From what I understand, there can be no $E$-field inside a conductor in an electrostatic situation, because had there been any field within it, the charges on the surface would start to move, thus exiting the equilibrium state. In other words, the $E$-field must have no component along the equipotential surface.
But then, just under the inside surface of the conductor, what argument would prevent the $E$-field from existing under this form (the conductor is a hollow negatively charge sphere):
If ones takes a gaussian sphere with a slightly smaller radius, they could argue that the field cannot exist since there is no charge enclosed inside the surface.

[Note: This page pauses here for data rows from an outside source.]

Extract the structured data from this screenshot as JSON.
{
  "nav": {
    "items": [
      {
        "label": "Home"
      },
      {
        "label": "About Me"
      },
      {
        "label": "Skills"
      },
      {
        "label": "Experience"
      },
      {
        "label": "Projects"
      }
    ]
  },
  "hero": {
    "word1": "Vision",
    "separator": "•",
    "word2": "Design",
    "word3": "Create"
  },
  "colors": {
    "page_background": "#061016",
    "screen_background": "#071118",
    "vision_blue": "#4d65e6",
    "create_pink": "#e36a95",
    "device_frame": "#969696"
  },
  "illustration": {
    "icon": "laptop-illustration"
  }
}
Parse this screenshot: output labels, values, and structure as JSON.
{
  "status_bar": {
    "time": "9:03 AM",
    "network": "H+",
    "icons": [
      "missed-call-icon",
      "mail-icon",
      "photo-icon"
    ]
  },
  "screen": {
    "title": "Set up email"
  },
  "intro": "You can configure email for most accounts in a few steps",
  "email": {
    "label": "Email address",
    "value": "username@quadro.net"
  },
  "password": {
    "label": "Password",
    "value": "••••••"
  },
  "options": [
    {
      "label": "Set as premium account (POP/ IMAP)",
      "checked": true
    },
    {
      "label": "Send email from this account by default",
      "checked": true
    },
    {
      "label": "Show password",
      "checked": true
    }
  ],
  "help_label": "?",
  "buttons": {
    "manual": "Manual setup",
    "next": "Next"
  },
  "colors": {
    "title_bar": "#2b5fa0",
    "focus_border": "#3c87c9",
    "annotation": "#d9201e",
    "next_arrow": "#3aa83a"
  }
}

In this case I might as well decide to choose another gaussian surface that contain charges inside of it to justify the existence of the field: